A couple of drops of honey would be fine if you are in your eating window, but other than that I would avoid honey in my hibiscus tea.
The bottom line here is that honey will break a fast especially if you add more than a teaspoon or so to your hibiscus tea.
Artificial Sweeteners Are A Grey Area
Even though they have no calories artificial sweeteners may cause insulin levels to spike in some people which would pull you out of your fasting state.
As a general rule, more intermittent fasters tend to shy away from using any form of artificial sweetener.
It is up to the individual to determine how these artificial sweeteners are going to affect their fast. I personally avoid them completely just to be on the safe side, but your mileage may vary.
How To Make A Cup Of Hibiscus Tea
Making a cup of Hibiscus tea is pretty straightforward. It is, after all, just hibiscus flowers and hot water. Here are the nuances to look out for when making a single cup.
- Water Temperature at around 212°F
- 10oz of good bottled spring water or filtered tap water
- 2 teaspoons of dried hibiscus flowers or a single hibiscus tea bag
- Steep 5 to 10 minutes or to your personal taste
That’s really all there is to it. If you want to make a bigger batch add loose-leaf hibiscus to the boiling water and make a whole pitcher. You can even chill the hibiscus tea and have iced hibiscus tea whenever you want a nice refreshing class.
Does Hibiscus Tea Have Caffeine?
One last little added benefit of hibiscus tea is that it is naturally caffeine-free. Hibiscus tea is an herbal tea and not derived from the Camellia Sinensis, or tea plant.

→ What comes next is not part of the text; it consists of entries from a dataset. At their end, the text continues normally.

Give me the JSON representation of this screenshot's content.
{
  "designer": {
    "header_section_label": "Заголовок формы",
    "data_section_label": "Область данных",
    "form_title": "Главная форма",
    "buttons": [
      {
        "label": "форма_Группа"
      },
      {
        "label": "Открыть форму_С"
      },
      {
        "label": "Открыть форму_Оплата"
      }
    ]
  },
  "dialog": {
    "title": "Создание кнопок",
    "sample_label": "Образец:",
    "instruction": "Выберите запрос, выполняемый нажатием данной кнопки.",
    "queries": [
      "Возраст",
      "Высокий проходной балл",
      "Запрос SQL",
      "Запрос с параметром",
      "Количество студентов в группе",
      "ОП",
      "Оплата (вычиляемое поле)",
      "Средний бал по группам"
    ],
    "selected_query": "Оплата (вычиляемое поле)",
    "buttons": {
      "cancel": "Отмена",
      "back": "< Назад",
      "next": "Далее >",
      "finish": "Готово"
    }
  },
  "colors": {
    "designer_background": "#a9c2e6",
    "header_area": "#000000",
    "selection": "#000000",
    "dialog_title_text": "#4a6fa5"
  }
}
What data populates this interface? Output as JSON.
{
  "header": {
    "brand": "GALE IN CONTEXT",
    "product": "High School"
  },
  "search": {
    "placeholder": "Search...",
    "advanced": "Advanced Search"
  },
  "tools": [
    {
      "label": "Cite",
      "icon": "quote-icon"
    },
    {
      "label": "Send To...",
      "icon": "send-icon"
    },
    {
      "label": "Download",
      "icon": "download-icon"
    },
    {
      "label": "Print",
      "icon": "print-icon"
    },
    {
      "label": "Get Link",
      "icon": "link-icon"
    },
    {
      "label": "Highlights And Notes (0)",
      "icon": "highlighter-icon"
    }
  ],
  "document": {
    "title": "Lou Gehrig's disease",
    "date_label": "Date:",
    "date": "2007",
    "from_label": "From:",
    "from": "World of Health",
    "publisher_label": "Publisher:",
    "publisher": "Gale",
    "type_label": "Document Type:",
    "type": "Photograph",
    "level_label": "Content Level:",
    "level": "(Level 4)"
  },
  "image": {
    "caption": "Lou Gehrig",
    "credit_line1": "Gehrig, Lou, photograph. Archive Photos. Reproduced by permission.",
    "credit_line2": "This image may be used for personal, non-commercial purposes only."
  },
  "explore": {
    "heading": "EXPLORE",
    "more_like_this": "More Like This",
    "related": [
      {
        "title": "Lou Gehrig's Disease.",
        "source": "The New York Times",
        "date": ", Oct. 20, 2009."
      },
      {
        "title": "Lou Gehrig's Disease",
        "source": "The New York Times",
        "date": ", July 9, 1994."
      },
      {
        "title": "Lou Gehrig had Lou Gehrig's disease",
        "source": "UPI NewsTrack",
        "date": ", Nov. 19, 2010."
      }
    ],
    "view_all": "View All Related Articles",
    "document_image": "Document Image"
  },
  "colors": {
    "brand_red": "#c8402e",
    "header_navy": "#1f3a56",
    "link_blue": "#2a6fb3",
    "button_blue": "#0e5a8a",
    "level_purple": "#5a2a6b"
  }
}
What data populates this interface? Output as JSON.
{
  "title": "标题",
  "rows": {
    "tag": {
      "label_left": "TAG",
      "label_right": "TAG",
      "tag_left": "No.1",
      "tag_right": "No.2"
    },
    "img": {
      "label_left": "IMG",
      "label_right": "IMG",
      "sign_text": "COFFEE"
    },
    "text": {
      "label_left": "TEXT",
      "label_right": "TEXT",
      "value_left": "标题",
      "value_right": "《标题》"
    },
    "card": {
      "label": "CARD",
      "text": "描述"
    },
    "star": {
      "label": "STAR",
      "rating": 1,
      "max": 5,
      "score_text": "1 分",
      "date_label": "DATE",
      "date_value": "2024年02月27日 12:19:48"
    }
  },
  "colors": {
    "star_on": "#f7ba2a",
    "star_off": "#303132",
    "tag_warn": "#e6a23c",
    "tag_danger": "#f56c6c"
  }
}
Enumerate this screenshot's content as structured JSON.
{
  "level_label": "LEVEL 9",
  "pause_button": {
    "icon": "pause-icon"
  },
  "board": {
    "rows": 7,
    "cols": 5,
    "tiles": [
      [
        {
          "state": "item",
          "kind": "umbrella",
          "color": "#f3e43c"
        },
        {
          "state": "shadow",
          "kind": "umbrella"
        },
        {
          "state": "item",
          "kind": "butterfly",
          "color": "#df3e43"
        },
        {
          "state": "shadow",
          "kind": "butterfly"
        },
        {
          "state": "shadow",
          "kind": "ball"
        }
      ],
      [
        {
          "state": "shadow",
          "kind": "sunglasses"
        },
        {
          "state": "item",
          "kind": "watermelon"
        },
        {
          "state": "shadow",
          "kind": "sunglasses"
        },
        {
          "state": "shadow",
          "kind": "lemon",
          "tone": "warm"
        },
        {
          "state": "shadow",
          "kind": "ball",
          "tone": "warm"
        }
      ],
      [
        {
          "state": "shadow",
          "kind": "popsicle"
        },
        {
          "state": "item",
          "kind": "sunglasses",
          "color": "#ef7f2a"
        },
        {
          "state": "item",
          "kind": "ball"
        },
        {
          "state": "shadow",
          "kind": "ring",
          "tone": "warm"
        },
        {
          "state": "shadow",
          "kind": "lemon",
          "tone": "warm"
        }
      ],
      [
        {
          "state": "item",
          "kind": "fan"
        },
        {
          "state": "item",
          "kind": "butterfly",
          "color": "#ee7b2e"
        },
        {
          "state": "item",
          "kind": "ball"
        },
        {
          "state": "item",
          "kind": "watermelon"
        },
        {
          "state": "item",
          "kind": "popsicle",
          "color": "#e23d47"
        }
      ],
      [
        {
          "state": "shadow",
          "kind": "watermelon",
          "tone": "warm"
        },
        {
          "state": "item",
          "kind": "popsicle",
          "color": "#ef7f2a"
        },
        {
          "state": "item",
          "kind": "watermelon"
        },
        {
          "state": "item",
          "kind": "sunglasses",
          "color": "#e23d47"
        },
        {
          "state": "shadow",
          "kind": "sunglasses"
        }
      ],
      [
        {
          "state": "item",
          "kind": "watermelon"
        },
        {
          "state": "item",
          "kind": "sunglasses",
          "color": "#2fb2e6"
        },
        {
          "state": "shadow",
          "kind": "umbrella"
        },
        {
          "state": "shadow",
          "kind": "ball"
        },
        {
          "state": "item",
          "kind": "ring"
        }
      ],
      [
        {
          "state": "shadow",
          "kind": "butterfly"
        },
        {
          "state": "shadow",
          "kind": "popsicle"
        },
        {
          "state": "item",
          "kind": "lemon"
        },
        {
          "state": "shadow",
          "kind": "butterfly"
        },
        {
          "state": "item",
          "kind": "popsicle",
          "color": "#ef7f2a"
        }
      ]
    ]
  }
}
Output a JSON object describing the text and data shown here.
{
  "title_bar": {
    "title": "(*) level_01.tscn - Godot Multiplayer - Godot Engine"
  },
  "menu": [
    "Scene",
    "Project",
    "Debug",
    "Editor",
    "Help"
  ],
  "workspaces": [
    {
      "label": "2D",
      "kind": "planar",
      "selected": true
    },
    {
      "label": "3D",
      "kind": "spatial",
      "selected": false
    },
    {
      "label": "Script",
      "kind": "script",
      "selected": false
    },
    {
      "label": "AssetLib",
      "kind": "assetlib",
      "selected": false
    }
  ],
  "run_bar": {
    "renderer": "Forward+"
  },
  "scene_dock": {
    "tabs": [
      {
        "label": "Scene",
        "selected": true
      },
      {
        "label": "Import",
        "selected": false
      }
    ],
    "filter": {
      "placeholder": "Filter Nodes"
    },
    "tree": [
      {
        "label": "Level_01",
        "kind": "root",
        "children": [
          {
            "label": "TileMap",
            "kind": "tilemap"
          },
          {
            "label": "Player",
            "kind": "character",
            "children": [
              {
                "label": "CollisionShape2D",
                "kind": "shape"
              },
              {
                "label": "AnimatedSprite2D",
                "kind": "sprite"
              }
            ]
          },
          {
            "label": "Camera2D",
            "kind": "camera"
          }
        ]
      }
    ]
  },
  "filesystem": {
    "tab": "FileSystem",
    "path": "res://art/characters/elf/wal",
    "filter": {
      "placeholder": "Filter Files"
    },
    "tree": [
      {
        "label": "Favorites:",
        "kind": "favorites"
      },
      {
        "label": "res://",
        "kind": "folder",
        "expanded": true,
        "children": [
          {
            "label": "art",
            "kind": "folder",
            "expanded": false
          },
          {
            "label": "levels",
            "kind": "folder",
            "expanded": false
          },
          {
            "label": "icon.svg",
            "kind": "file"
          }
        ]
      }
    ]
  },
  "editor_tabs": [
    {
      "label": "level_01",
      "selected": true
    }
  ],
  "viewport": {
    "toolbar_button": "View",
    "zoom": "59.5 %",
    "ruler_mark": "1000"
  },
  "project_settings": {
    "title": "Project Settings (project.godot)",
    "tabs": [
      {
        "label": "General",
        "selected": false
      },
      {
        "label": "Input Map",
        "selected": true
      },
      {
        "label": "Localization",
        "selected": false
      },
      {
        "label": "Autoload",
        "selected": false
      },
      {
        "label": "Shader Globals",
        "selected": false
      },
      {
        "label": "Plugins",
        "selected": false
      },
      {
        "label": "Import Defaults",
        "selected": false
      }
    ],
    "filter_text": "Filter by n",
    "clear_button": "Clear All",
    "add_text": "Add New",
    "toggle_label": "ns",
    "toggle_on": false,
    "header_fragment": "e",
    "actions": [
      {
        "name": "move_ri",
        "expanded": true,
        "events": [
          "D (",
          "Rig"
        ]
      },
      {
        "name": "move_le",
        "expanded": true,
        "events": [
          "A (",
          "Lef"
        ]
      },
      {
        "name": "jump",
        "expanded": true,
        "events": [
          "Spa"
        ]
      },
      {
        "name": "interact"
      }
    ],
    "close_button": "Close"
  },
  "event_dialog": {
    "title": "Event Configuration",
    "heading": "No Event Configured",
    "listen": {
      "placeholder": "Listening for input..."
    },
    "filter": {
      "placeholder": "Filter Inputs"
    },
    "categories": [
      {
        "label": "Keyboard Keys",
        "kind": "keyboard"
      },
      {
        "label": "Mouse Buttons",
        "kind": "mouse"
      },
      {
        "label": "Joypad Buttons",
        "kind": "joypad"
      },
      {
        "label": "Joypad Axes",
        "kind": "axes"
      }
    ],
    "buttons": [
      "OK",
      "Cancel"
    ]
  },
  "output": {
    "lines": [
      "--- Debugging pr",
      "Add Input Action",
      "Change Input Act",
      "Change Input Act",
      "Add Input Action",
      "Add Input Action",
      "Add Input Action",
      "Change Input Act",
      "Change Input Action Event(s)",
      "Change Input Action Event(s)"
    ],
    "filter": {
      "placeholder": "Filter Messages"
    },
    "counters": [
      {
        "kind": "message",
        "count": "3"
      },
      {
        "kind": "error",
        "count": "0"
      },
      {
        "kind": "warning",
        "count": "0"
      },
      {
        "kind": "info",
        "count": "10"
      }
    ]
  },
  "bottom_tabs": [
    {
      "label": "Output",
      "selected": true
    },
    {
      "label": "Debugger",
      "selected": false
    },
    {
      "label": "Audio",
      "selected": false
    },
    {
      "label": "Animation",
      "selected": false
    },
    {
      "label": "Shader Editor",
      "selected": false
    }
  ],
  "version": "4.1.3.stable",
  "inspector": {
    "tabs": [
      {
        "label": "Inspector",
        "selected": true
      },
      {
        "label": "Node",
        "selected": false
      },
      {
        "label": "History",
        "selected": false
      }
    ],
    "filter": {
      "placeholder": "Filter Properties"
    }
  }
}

Since hibiscus tea is not a true tea but rather an herbal infusion it contains no caffeine. Blending it with other teas like black or green tea would add caffeine into the mix.
Blending hibiscus with other herbal teas will keep it caffeine-free while adding new flavors to the mix. Hibiscus and Lavender Tea is a great example of this type of herbal blend.
The Hibiscus Tea Finish
That wraps up our look at what makes hibiscus tea such a great option for all you fasters out there. Does hibiscus tea break a fast? Not if you make it properly.
So have a nice cup of hibiscus tea during your fasting window and be confident in the fact that it will not pull you out of your fasted state.
Thanks for visiting and have a wonderful day.